It continues with the Easter Sacraments of Initiation, the Baptism and Confirmation of those entering the Church, through Baptism or for those who have been baptized before in another Christian Church, who make their Profession of Faith and are confirmed in our Catholic Faith. We celebrate the Resurrection, obviously, with great festivity and we celebrate this most solemn Eucharist, thanking God for this gift of new life and the hope of Resurrection for all of us.
I encourage you to join us in your own parishes for these celebrations. I know the old saying, ‘Oh, they’re a little longer, we can’t take time.’ The Lord took time to spend 33 years with us on Earth, in flesh. He took time to spend three hours on the Cross to gain Salvation for us. In comparison, a little extra time seems to be a very weak explanation for not attending the services that commemorate these great Paschal Mysteries.
Join us and join your priests on Tuesday at the Cathedral of St. Mary’s to celebrate the Chrism Mass, to hear the priests recommit their priestly promises and in praying in a particular way for your priests. Join us for the celebration in your own parishes of the Institution of the Eucharist, the Washing of Feet, then rededicate yourselves to Christian witness and service. Join us to mourn with Christ and to ask for forgiveness for the role our sins played in His passion and death. And join us in your own parishes for the glorious celebration of Resurrection, the great trust and love God has for us, not only to create us, but to recreate us in Baptism and recreate our being in death into fullness of life in His presence.

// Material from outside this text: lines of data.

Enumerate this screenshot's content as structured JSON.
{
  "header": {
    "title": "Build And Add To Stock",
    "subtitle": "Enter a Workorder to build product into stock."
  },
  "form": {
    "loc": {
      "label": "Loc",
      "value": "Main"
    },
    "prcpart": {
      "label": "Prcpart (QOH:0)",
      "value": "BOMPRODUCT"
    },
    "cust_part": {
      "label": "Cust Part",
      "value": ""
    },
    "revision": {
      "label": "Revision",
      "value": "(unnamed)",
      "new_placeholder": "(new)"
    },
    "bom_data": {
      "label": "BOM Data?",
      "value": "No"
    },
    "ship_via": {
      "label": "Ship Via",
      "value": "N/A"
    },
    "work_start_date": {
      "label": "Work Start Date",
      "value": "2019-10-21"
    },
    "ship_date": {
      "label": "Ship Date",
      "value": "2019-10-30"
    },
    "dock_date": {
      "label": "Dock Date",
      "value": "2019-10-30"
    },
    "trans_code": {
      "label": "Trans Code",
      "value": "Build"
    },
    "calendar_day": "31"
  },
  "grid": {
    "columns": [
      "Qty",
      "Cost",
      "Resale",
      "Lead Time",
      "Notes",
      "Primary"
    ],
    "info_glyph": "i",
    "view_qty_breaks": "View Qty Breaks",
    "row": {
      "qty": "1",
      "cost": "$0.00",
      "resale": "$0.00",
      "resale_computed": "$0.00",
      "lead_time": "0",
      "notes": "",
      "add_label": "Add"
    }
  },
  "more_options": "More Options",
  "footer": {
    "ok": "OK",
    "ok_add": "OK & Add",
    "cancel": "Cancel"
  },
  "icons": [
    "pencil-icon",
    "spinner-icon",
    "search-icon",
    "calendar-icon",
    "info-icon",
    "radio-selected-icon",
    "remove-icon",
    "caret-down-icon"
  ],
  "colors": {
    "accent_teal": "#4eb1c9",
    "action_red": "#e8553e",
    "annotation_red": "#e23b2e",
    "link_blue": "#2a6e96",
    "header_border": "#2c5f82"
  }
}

In preparation for the Year of Faith too, I hope your Profession of Faith at Easter and the renewal of your Baptismal Promises will be sincere, will be grace-filled and will be lived out in powerful Christian witness. May you have a very Blessed and Happy Easter and may this extend to all your family and friends.